Published online by Cambridge University Press: 31 August 2018
Money is dangerous, beyond calculation, a destroyer as well as a builder of social ties, aleatory in its origins and effects. (Jane Guyer, Marginal Gains 2004: 11)
In sub-Saharan Africa in the last decade or so ‘bottom-of-the-pyramid’ (BoP) or ‘bottom billion capitalism’ has taken off. So has the associated scholarship (see for example Cross and Street 2009; Dolan and Roll 2013; Blowfield and Dolan 2014). The literature spans two distinct sets of disciplines: economics, business and development studies, on one hand, keen to think about the global margins as sites of new opportunity, and those disciplines in the interpretive social sciences and humanities, on the other, that see a new market logic at work on the global limits and about which there is some significant scepticism. In the main, the extension of micro-finance and the creation of new consumer markets aim at the inclusion of populations previously presumed extrinsic to capital. If in the past the poorest and most vulnerable were the subjects of ‘Third World’ development, they are now understood as capable of unleashing entrepreneurial potential that will bring about economic development as a consequence of sound business practice at the bottom (see for example Hart 2005; London 2009; cf. Roy 2010). Rather than ‘uplifting’ the poor, the new economics of ‘bottom billion capitalism’ casts the poor as ‘stakeholders’ and ‘change agents’ eager to use commercial acumen as a means to self-empowerment. Yet, predictably, the spread of BoP schemes also involves the spread of new technologies of ‘capture’ (Deleuze and Guattari 1987) that not only formalize previously informal modes of livelihood, but also routinely produce new relations of subjectivation (Elyachar 2005; also see Lazzarato 2011). Such technologies not only presume knowledge of the poor, they also derive from such knowledge the means to new modes of governance over marginal and vulnerable populations.

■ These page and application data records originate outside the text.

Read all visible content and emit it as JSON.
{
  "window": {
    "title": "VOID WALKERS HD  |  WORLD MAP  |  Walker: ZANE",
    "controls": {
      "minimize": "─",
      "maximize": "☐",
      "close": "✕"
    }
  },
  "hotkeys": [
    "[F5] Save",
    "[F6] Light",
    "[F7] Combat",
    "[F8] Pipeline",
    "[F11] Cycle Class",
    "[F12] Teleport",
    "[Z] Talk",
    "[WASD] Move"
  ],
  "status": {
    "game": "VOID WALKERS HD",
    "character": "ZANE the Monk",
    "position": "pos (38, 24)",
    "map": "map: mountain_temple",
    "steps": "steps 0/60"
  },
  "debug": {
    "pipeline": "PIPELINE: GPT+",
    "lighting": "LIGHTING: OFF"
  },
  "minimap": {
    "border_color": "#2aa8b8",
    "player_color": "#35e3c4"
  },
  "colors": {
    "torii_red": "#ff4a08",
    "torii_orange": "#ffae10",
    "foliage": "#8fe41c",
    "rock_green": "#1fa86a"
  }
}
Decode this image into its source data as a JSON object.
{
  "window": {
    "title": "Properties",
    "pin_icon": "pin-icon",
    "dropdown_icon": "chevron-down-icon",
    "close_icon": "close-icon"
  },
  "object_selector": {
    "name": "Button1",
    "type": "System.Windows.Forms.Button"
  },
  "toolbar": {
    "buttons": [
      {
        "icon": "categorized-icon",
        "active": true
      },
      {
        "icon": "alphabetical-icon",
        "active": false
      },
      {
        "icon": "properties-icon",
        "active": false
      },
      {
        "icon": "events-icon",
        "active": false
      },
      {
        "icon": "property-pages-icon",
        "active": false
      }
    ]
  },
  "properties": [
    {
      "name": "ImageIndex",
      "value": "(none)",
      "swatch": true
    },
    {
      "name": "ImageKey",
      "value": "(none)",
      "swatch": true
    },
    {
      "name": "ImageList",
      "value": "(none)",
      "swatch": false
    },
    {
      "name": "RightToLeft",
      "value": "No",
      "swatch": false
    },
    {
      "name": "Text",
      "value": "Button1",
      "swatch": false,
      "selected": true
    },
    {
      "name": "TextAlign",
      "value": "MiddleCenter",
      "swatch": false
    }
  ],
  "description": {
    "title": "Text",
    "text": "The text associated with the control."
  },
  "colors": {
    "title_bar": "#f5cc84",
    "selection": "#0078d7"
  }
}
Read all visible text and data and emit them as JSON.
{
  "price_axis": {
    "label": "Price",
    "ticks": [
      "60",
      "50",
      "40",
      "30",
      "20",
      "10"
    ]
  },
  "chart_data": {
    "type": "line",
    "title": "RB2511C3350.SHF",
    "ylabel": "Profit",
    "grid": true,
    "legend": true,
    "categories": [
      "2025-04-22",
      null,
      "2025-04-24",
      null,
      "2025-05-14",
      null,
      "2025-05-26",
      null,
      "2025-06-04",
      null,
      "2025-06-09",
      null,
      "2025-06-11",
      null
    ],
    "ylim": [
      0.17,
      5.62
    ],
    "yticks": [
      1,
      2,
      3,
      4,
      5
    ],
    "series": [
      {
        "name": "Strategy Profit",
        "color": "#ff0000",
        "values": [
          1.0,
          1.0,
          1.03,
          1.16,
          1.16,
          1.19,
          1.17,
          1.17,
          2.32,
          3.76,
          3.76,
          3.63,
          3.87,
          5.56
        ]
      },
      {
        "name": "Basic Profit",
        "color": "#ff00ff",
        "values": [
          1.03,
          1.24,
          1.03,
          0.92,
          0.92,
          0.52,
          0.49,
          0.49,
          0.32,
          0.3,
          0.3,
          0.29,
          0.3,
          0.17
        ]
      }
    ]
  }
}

My focus in this chapter is on South Africa and the forms of financial inclusion ostensibly afforded by the rise of ‘bottom-of-the-pyramid’ efforts there. As such, financial inclusion bears specific consideration in the face of South Africa's transition to democracy and embrace of neoliberalism.